Exercise objective: When a line in the listing contains the string "JSON", pick it out and copy it.

Top of Task inputs

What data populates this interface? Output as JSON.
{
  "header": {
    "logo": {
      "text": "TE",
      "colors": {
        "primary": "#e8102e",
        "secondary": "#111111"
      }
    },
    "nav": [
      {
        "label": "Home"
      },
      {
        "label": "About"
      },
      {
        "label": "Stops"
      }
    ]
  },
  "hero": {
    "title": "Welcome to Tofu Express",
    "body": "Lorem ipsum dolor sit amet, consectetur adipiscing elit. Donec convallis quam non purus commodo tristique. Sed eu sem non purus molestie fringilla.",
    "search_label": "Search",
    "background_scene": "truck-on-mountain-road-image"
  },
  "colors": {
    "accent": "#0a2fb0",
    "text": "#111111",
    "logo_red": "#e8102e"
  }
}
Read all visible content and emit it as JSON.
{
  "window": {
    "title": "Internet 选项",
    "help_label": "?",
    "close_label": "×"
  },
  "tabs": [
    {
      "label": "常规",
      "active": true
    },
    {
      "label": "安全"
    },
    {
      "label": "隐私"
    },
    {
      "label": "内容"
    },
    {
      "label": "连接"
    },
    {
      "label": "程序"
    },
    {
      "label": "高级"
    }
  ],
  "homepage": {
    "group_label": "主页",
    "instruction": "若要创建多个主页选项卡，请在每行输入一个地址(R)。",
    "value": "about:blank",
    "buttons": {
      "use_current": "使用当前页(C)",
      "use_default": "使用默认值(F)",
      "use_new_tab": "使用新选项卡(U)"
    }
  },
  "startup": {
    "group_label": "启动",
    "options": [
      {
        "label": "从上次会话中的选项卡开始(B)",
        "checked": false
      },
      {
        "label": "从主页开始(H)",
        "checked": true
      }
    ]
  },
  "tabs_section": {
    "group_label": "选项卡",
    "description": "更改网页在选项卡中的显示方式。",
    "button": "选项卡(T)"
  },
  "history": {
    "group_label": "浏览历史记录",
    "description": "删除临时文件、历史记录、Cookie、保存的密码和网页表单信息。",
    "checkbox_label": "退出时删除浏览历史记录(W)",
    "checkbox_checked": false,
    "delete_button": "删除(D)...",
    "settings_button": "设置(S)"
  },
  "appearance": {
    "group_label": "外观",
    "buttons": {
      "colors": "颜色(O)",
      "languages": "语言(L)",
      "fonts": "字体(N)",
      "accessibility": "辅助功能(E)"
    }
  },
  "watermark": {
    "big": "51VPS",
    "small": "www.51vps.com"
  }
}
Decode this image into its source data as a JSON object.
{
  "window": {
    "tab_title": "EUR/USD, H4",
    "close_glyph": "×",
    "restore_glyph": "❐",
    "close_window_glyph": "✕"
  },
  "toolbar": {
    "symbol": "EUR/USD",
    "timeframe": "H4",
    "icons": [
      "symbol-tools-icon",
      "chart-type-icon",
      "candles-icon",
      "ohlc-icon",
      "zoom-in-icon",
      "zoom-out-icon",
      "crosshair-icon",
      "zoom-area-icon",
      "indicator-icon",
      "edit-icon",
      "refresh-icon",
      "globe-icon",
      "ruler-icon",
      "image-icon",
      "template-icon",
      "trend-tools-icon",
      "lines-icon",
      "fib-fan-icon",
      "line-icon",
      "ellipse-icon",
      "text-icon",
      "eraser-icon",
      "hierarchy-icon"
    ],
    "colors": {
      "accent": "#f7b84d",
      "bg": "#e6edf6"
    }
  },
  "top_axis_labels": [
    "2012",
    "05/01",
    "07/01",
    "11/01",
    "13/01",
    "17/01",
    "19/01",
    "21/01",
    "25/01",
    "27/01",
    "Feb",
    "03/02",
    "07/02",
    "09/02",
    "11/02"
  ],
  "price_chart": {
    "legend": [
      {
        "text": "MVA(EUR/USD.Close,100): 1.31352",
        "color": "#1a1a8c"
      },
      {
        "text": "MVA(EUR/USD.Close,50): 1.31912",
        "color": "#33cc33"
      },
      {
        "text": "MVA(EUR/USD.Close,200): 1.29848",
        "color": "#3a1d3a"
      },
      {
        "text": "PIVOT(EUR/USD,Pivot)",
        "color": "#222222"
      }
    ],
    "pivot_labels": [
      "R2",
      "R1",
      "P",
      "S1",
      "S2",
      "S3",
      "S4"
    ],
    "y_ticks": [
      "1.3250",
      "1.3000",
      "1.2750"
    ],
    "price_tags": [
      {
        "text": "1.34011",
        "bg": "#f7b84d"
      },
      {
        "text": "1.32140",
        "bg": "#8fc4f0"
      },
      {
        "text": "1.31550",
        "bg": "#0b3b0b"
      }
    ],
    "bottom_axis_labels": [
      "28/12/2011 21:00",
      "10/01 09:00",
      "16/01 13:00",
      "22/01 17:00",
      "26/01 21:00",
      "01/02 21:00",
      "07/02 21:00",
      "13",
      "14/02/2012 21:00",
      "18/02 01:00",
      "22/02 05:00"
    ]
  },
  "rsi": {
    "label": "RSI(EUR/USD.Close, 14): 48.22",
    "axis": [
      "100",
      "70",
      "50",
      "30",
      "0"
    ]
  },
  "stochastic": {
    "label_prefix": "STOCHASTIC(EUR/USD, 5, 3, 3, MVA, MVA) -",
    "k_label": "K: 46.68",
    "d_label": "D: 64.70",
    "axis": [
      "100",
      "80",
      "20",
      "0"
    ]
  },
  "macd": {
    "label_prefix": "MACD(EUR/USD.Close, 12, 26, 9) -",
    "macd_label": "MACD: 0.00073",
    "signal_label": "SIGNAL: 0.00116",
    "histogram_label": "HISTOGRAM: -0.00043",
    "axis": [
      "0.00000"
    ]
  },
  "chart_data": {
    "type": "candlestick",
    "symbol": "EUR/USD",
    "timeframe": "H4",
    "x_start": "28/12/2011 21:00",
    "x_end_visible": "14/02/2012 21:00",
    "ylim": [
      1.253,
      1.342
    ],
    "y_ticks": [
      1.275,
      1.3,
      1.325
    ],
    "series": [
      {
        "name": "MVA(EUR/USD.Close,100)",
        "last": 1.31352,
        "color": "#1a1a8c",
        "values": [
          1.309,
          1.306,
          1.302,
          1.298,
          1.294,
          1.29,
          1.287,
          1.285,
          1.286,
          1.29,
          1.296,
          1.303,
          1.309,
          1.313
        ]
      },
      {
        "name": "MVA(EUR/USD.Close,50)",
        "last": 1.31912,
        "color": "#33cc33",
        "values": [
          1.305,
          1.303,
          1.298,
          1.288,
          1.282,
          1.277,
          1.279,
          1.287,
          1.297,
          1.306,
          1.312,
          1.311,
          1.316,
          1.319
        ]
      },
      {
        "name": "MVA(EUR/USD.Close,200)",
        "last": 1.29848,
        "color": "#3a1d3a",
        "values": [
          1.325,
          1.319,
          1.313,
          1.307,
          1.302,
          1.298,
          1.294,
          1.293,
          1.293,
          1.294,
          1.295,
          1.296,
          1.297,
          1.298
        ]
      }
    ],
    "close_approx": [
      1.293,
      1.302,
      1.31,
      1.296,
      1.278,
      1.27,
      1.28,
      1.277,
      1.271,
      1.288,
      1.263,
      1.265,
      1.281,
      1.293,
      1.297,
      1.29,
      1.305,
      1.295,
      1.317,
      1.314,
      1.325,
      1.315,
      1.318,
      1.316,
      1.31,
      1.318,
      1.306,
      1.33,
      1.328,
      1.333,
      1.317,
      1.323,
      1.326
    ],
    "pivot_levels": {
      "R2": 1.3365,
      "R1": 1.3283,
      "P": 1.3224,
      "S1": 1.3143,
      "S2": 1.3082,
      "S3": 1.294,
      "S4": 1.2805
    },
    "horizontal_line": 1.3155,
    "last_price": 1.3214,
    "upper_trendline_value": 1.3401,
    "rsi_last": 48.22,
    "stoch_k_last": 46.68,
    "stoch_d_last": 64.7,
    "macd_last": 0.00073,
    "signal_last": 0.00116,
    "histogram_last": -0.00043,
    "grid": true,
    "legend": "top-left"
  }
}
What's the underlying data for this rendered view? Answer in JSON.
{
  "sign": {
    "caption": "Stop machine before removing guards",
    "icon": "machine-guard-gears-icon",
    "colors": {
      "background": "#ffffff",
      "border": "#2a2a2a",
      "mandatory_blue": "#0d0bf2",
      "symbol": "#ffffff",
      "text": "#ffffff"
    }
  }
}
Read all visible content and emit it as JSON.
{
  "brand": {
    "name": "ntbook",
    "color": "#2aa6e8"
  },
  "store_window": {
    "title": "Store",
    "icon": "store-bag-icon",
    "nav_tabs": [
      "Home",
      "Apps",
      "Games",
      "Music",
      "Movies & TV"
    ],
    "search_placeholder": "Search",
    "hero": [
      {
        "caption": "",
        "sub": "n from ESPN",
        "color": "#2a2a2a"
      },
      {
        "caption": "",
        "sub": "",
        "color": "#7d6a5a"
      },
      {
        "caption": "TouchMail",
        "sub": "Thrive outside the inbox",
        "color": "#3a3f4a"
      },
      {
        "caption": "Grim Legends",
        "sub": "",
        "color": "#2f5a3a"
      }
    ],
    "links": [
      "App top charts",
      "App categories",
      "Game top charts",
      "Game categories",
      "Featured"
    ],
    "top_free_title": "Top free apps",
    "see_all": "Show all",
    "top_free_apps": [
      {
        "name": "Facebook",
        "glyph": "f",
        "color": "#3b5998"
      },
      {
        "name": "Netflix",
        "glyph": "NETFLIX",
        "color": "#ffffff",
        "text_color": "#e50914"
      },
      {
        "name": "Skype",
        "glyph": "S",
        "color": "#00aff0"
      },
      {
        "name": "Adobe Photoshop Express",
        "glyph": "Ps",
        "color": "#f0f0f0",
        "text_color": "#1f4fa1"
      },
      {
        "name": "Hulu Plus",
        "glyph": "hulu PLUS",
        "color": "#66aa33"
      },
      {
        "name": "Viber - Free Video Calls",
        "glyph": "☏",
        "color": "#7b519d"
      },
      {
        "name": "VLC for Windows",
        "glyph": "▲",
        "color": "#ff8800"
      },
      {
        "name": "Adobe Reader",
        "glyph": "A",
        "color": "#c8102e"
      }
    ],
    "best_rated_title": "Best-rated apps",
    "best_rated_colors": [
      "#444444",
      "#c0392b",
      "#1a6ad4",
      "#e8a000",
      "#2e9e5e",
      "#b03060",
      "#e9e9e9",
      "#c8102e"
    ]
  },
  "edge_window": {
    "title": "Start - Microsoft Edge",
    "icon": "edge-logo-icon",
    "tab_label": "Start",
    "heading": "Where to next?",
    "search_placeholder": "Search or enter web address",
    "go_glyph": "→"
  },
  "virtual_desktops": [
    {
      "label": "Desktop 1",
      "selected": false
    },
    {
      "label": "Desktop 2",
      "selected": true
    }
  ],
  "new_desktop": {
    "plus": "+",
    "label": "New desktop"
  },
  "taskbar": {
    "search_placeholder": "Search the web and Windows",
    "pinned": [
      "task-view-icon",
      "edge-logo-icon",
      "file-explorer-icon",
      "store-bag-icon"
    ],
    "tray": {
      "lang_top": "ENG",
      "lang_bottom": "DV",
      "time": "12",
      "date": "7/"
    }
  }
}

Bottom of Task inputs

Result of the exercise:
What data populates this interface? Output as JSON.
Read all visible content and emit it as JSON.
Decode this image into its source data as a JSON object.
What's the underlying data for this rendered view? Answer in JSON.
Read all visible content and emit it as JSON.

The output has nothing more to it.